> Task objective: Pull out every line below that contains the word "desc".

> Stored data:
------------------------------------

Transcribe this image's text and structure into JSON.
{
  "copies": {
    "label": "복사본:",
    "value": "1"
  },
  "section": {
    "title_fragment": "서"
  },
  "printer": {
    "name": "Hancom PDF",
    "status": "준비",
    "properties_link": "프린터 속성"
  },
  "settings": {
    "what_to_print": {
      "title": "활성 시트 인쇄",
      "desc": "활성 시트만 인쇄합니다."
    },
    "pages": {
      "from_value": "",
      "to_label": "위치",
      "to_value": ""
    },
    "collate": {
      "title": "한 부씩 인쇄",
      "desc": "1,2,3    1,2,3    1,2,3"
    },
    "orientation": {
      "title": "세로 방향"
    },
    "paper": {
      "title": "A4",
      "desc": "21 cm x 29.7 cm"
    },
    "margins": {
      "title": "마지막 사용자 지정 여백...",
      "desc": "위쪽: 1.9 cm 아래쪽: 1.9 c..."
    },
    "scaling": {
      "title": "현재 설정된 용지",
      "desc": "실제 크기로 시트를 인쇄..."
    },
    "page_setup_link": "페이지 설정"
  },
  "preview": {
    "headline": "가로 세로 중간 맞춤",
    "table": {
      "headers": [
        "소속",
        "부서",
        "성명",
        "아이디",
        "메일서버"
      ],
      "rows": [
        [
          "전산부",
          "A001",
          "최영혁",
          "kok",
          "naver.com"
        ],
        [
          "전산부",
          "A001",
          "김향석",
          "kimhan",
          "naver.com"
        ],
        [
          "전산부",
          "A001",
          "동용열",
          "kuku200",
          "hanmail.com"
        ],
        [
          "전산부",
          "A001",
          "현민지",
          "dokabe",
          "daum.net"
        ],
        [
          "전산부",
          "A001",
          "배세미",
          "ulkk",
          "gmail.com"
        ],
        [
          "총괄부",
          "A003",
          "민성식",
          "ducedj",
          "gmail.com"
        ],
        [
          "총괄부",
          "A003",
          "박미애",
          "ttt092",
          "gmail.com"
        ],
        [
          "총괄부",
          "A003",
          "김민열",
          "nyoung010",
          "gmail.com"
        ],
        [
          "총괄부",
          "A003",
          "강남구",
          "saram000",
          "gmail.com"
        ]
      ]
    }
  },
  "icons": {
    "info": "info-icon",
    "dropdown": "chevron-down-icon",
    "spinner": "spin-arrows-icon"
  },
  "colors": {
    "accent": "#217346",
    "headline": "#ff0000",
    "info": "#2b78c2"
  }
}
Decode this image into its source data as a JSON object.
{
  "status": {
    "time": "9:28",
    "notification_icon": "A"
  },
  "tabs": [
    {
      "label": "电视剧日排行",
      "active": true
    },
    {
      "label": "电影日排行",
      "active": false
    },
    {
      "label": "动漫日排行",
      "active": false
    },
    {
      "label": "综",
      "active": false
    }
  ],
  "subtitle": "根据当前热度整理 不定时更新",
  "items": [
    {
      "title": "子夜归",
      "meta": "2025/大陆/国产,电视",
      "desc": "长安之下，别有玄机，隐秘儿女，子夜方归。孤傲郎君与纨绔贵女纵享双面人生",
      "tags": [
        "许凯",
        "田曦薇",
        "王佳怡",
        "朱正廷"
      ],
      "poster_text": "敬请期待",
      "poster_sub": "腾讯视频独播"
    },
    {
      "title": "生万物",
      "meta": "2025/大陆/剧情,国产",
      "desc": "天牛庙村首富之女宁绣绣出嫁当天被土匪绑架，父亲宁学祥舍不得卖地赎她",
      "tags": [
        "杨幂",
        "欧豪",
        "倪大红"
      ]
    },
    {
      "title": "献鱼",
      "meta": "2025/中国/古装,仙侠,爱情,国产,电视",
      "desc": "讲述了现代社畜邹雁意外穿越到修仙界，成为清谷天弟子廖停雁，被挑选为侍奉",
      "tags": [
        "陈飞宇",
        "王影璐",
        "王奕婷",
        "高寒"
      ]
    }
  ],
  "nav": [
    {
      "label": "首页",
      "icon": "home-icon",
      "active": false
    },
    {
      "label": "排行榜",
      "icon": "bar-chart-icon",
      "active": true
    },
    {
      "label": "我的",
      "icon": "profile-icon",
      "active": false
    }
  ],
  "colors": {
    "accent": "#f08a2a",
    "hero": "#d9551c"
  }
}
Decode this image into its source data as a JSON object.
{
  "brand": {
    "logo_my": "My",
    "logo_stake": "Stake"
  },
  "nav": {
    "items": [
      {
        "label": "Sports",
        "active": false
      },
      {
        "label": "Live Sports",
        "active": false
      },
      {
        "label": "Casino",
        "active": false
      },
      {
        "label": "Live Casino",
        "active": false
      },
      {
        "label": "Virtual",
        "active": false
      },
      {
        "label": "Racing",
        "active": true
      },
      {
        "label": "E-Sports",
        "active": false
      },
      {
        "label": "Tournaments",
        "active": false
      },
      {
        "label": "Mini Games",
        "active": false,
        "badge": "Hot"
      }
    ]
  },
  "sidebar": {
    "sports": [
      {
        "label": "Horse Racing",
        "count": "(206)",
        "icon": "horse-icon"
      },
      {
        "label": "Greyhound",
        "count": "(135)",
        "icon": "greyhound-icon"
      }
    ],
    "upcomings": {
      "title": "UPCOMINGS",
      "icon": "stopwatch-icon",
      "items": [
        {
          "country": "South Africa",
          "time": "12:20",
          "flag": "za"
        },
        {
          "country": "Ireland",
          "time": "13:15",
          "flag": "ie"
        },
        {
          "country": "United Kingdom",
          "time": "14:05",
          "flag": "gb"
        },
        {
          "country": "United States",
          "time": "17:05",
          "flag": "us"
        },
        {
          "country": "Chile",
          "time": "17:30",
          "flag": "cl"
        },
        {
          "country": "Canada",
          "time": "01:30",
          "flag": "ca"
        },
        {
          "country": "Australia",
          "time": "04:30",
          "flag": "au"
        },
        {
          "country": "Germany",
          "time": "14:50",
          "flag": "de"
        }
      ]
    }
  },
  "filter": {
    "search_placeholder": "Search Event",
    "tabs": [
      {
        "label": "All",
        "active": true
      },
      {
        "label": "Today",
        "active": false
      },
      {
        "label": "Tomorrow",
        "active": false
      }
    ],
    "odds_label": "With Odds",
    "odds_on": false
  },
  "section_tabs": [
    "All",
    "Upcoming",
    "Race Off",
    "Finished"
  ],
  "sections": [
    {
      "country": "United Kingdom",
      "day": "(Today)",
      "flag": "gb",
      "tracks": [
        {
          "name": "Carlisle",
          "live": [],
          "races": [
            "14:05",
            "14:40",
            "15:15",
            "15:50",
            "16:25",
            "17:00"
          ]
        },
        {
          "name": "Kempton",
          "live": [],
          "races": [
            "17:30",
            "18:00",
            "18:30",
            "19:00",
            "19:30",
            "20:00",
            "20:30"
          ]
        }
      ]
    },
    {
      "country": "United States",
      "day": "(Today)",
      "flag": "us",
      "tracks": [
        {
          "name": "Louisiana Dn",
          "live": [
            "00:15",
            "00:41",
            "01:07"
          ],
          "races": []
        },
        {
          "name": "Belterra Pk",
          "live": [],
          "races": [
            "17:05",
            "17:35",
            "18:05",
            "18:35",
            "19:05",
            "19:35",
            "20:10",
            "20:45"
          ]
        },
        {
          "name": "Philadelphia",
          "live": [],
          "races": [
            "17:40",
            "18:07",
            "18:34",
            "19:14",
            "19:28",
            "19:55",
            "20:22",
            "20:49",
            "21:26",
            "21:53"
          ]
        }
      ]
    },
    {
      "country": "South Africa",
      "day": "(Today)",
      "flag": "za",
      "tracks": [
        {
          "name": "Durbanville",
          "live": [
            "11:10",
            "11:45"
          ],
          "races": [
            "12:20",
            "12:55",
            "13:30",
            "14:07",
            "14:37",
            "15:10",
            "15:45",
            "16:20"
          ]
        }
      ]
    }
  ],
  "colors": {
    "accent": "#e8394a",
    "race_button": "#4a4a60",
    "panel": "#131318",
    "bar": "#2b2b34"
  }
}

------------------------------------

> Answer for this exercise:
      "desc": "활성 시트만 인쇄합니다."
      "desc": "1,2,3    1,2,3    1,2,3"
      "desc": "21 cm x 29.7 cm"
      "desc": "위쪽: 1.9 cm 아래쪽: 1.9 c..."
      "desc": "실제 크기로 시트를 인쇄..."
      "desc": "长安之下，别有玄机，隐秘儿女，子夜方归。孤傲郎君与纨绔贵女纵享双面人生",
      "desc": "天牛庙村首富之女宁绣绣出嫁当天被土匪绑架，父亲宁学祥舍不得卖地赎她",
      "desc": "讲述了现代社畜邹雁意外穿越到修仙界，成为清谷天弟子廖停雁，被挑选为侍奉",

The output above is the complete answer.